*What is being asked:* Report the number of lines below in which the word "data" occurs. Nothing else is needed.

◆ ◆ ◆

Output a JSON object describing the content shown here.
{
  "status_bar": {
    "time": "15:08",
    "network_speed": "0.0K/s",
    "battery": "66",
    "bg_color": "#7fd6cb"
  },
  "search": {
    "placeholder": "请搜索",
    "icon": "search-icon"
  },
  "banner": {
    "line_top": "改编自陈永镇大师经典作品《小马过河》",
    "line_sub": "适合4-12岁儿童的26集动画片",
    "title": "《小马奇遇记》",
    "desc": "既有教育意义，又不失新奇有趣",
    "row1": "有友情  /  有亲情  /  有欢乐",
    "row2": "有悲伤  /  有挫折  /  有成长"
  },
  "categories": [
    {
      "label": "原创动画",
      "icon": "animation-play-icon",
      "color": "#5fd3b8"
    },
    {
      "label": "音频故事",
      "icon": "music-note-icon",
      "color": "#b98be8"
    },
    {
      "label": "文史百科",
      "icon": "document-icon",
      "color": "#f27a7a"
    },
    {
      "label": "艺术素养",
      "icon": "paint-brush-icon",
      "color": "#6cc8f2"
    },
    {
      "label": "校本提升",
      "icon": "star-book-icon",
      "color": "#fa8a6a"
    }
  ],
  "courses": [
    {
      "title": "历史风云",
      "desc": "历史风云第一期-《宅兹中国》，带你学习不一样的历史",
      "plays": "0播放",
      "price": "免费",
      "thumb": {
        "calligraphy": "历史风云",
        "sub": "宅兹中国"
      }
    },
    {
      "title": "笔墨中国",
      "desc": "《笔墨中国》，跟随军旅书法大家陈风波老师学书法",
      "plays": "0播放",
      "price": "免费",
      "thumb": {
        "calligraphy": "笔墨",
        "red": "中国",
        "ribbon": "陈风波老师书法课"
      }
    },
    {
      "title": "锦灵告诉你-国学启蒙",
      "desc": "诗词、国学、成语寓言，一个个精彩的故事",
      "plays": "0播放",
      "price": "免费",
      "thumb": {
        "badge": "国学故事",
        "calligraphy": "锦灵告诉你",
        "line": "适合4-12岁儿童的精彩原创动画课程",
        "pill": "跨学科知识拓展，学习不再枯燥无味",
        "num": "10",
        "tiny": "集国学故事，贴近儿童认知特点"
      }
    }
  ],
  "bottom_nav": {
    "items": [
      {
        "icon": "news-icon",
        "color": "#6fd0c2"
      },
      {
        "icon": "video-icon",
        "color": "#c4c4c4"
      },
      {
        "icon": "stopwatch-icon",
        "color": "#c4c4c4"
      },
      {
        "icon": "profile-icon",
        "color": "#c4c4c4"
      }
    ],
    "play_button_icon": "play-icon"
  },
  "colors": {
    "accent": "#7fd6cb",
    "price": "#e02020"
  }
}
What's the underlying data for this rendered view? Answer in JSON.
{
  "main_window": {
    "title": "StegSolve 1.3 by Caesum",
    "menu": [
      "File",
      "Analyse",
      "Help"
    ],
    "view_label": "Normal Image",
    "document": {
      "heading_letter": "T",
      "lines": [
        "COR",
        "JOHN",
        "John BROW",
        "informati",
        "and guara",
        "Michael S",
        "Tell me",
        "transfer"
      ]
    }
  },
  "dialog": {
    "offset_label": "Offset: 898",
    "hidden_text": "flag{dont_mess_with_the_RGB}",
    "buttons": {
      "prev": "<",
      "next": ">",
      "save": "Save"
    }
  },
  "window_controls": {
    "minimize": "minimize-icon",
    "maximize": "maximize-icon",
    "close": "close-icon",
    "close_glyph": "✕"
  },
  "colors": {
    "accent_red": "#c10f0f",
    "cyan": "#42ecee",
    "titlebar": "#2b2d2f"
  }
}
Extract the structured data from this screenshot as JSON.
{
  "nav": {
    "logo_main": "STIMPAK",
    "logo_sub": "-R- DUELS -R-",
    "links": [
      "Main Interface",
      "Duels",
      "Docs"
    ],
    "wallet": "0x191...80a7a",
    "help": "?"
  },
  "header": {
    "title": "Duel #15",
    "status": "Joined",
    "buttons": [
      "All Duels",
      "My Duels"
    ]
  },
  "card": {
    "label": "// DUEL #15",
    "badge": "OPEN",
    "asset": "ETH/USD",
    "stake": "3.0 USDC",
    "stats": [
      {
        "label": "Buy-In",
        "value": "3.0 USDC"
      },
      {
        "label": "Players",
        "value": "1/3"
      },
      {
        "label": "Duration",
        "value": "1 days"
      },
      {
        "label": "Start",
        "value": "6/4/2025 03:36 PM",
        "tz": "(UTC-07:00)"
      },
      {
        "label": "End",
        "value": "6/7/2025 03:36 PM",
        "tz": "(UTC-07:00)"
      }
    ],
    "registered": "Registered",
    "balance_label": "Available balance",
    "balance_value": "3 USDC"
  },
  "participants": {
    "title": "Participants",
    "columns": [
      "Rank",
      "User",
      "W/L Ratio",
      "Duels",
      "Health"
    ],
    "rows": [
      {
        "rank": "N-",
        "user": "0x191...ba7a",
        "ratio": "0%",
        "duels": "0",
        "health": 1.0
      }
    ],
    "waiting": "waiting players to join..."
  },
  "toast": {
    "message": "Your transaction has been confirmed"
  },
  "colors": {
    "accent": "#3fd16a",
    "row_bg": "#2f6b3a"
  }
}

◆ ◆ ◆

*Solution:* 2